» Action item
Only an exact, line-for-line copy of the data will serve as the answer.

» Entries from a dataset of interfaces
---

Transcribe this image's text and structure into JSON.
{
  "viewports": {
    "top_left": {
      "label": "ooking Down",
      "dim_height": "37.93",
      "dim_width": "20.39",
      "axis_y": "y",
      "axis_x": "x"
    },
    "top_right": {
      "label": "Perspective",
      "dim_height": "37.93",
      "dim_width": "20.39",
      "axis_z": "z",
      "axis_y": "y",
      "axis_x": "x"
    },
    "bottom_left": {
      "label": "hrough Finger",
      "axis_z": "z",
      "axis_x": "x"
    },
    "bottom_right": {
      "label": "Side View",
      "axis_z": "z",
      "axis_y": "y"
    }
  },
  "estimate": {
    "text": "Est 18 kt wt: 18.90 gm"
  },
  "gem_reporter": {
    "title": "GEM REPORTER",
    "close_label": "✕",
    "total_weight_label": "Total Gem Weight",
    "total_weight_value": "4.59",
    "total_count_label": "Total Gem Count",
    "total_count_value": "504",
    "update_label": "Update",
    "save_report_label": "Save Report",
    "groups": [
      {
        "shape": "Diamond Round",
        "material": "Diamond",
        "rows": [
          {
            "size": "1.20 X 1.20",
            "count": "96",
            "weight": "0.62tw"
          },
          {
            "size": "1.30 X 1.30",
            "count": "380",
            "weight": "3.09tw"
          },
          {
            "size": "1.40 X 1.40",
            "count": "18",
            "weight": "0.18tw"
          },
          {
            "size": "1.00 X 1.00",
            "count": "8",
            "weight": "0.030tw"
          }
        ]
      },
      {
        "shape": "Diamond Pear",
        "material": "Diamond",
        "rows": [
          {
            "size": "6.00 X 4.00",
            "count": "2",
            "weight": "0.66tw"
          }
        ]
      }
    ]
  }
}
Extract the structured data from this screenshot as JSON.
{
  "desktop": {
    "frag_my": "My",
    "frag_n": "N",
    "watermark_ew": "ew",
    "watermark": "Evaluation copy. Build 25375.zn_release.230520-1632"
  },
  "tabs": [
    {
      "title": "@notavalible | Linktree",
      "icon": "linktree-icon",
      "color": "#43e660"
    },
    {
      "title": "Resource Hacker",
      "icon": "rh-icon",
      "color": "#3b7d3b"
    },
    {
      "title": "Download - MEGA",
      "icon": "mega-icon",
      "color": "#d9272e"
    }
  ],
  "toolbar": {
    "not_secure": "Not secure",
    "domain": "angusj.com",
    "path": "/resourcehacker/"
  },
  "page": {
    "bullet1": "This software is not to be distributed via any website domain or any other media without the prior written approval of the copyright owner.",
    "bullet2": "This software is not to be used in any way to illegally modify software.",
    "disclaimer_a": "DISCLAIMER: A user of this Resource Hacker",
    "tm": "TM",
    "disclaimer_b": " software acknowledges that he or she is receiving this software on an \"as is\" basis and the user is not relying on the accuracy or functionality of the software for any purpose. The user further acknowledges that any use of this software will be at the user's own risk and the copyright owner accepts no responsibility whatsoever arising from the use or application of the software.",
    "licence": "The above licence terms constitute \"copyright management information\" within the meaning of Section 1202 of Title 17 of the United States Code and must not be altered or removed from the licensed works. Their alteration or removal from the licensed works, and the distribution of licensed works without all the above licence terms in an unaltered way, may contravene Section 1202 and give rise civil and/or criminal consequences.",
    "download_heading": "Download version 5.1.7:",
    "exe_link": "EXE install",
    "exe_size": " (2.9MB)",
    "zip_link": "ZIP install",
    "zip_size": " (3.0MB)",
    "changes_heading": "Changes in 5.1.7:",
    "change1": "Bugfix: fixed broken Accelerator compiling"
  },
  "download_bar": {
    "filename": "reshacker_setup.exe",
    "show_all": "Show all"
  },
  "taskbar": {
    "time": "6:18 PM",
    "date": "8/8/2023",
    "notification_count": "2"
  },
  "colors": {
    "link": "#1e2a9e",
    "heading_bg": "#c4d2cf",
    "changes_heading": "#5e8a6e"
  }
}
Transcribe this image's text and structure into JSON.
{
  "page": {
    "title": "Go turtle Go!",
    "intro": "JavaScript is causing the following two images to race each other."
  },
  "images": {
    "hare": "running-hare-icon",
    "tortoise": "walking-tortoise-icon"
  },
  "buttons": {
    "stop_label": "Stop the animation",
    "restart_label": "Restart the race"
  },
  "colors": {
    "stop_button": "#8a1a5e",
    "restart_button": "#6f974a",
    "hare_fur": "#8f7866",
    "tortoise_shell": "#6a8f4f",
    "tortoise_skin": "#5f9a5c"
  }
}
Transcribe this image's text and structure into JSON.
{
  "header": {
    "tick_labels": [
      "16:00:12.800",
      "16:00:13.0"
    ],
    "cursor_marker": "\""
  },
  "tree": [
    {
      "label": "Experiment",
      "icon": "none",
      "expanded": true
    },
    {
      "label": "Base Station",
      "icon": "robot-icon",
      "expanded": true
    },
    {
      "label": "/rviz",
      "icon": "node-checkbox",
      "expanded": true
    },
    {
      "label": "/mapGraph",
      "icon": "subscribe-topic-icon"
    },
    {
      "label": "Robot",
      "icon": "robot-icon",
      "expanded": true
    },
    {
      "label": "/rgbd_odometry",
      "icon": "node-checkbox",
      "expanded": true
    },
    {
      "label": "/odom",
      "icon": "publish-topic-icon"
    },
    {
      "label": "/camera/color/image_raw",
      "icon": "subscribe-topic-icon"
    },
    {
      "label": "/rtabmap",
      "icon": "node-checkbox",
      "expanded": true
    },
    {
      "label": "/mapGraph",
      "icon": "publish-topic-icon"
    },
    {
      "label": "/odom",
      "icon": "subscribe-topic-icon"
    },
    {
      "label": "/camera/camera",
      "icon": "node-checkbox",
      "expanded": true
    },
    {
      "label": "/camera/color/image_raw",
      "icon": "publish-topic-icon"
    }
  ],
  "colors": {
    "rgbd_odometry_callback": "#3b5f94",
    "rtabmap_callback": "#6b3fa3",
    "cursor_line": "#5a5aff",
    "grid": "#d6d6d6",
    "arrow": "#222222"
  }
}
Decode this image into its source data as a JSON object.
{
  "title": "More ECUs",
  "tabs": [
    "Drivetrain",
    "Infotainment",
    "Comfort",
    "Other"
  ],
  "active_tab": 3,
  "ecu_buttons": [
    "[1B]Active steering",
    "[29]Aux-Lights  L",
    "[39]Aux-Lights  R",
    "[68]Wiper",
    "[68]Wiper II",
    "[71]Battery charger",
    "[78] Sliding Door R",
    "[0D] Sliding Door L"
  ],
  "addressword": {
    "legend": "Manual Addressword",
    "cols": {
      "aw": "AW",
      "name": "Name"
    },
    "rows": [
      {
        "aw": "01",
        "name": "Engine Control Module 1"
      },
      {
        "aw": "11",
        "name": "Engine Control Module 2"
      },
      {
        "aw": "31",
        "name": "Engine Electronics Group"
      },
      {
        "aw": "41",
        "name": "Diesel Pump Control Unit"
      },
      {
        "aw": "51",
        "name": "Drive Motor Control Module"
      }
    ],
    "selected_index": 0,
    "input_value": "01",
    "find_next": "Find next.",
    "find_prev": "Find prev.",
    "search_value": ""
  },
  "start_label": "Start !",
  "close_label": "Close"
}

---

» Answer for this exercise
Transcribe this image's text and structure into JSON.
{
  "viewports": {
    "top_left": {
      "label": "ooking Down",
      "dim_height": "37.93",
      "dim_width": "20.39",
      "axis_y": "y",
      "axis_x": "x"
    },
    "top_right": {
      "label": "Perspective",
      "dim_height": "37.93",
      "dim_width": "20.39",
      "axis_z": "z",
      "axis_y": "y",
      "axis_x": "x"
    },
    "bottom_left": {
      "label": "hrough Finger",
      "axis_z": "z",
      "axis_x": "x"
    },
    "bottom_right": {
      "label": "Side View",
      "axis_z": "z",
      "axis_y": "y"
    }
  },
  "estimate": {
    "text": "Est 18 kt wt: 18.90 gm"
  },
  "gem_reporter": {
    "title": "GEM REPORTER",
    "close_label": "✕",
    "total_weight_label": "Total Gem Weight",
    "total_weight_value": "4.59",
    "total_count_label": "Total Gem Count",
    "total_count_value": "504",
    "update_label": "Update",
    "save_report_label": "Save Report",
    "groups": [
      {
        "shape": "Diamond Round",
        "material": "Diamond",
        "rows": [
          {
            "size": "1.20 X 1.20",
            "count": "96",
            "weight": "0.62tw"
          },
          {
            "size": "1.30 X 1.30",
            "count": "380",
            "weight": "3.09tw"
          },
          {
            "size": "1.40 X 1.40",
            "count": "18",
            "weight": "0.18tw"
          },
          {
            "size": "1.00 X 1.00",
            "count": "8",
            "weight": "0.030tw"
          }
        ]
      },
      {
        "shape": "Diamond Pear",
        "material": "Diamond",
        "rows": [
          {
            "size": "6.00 X 4.00",
            "count": "2",
            "weight": "0.66tw"
          }
        ]
      }
    ]
  }
}
Extract the structured data from this screenshot as JSON.
{
  "desktop": {
    "frag_my": "My",
    "frag_n": "N",
    "watermark_ew": "ew",
    "watermark": "Evaluation copy. Build 25375.zn_release.230520-1632"
  },
  "tabs": [
    {
      "title": "@notavalible | Linktree",
      "icon": "linktree-icon",
      "color": "#43e660"
    },
    {
      "title": "Resource Hacker",
      "icon": "rh-icon",
      "color": "#3b7d3b"
    },
    {
      "title": "Download - MEGA",
      "icon": "mega-icon",
      "color": "#d9272e"
    }
  ],
  "toolbar": {
    "not_secure": "Not secure",
    "domain": "angusj.com",
    "path": "/resourcehacker/"
  },
  "page": {
    "bullet1": "This software is not to be distributed via any website domain or any other media without the prior written approval of the copyright owner.",
    "bullet2": "This software is not to be used in any way to illegally modify software.",
    "disclaimer_a": "DISCLAIMER: A user of this Resource Hacker",
    "tm": "TM",
    "disclaimer_b": " software acknowledges that he or she is receiving this software on an \"as is\" basis and the user is not relying on the accuracy or functionality of the software for any purpose. The user further acknowledges that any use of this software will be at the user's own risk and the copyright owner accepts no responsibility whatsoever arising from the use or application of the software.",
    "licence": "The above licence terms constitute \"copyright management information\" within the meaning of Section 1202 of Title 17 of the United States Code and must not be altered or removed from the licensed works. Their alteration or removal from the licensed works, and the distribution of licensed works without all the above licence terms in an unaltered way, may contravene Section 1202 and give rise civil and/or criminal consequences.",
    "download_heading": "Download version 5.1.7:",
    "exe_link": "EXE install",
    "exe_size": " (2.9MB)",
    "zip_link": "ZIP install",
    "zip_size": " (3.0MB)",
    "changes_heading": "Changes in 5.1.7:",
    "change1": "Bugfix: fixed broken Accelerator compiling"
  },
  "download_bar": {
    "filename": "reshacker_setup.exe",
    "show_all": "Show all"
  },
  "taskbar": {
    "time": "6:18 PM",
    "date": "8/8/2023",
    "notification_count": "2"
  },
  "colors": {
    "link": "#1e2a9e",
    "heading_bg": "#c4d2cf",
    "changes_heading": "#5e8a6e"
  }
}
Transcribe this image's text and structure into JSON.
{
  "page": {
    "title": "Go turtle Go!",
    "intro": "JavaScript is causing the following two images to race each other."
  },
  "images": {
    "hare": "running-hare-icon",
    "tortoise": "walking-tortoise-icon"
  },
  "buttons": {
    "stop_label": "Stop the animation",
    "restart_label": "Restart the race"
  },
  "colors": {
    "stop_button": "#8a1a5e",
    "restart_button": "#6f974a",
    "hare_fur": "#8f7866",
    "tortoise_shell": "#6a8f4f",
    "tortoise_skin": "#5f9a5c"
  }
}
Transcribe this image's text and structure into JSON.
{
  "header": {
    "tick_labels": [
      "16:00:12.800",
      "16:00:13.0"
    ],
    "cursor_marker": "\""
  },
  "tree": [
    {
      "label": "Experiment",
      "icon": "none",
      "expanded": true
    },
    {
      "label": "Base Station",
      "icon": "robot-icon",
      "expanded": true
    },
    {
      "label": "/rviz",
      "icon": "node-checkbox",
      "expanded": true
    },
    {
      "label": "/mapGraph",
      "icon": "subscribe-topic-icon"
    },
    {
      "label": "Robot",
      "icon": "robot-icon",
      "expanded": true
    },
    {
      "label": "/rgbd_odometry",
      "icon": "node-checkbox",
      "expanded": true
    },
    {
      "label": "/odom",
      "icon": "publish-topic-icon"
    },
    {
      "label": "/camera/color/image_raw",
      "icon": "subscribe-topic-icon"
    },
    {
      "label": "/rtabmap",
      "icon": "node-checkbox",
      "expanded": true
    },
    {
      "label": "/mapGraph",
      "icon": "publish-topic-icon"
    },
    {
      "label": "/odom",
      "icon": "subscribe-topic-icon"
    },
    {
      "label": "/camera/camera",
      "icon": "node-checkbox",
      "expanded": true
    },
    {
      "label": "/camera/color/image_raw",
      "icon": "publish-topic-icon"
    }
  ],
  "colors": {
    "rgbd_odometry_callback": "#3b5f94",
    "rtabmap_callback": "#6b3fa3",
    "cursor_line": "#5a5aff",
    "grid": "#d6d6d6",
    "arrow": "#222222"
  }
}
Decode this image into its source data as a JSON object.
{
  "title": "More ECUs",
  "tabs": [
    "Drivetrain",
    "Infotainment",
    "Comfort",
    "Other"
  ],
  "active_tab": 3,
  "ecu_buttons": [
    "[1B]Active steering",
    "[29]Aux-Lights  L",
    "[39]Aux-Lights  R",
    "[68]Wiper",
    "[68]Wiper II",
    "[71]Battery charger",
    "[78] Sliding Door R",
    "[0D] Sliding Door L"
  ],
  "addressword": {
    "legend": "Manual Addressword",
    "cols": {
      "aw": "AW",
      "name": "Name"
    },
    "rows": [
      {
        "aw": "01",
        "name": "Engine Control Module 1"
      },
      {
        "aw": "11",
        "name": "Engine Control Module 2"
      },
      {
        "aw": "31",
        "name": "Engine Electronics Group"
      },
      {
        "aw": "41",
        "name": "Diesel Pump Control Unit"
      },
      {
        "aw": "51",
        "name": "Drive Motor Control Module"
      }
    ],
    "selected_index": 0,
    "input_value": "01",
    "find_next": "Find next.",
    "find_prev": "Find prev.",
    "search_value": ""
  },
  "start_label": "Start !",
  "close_label": "Close"
}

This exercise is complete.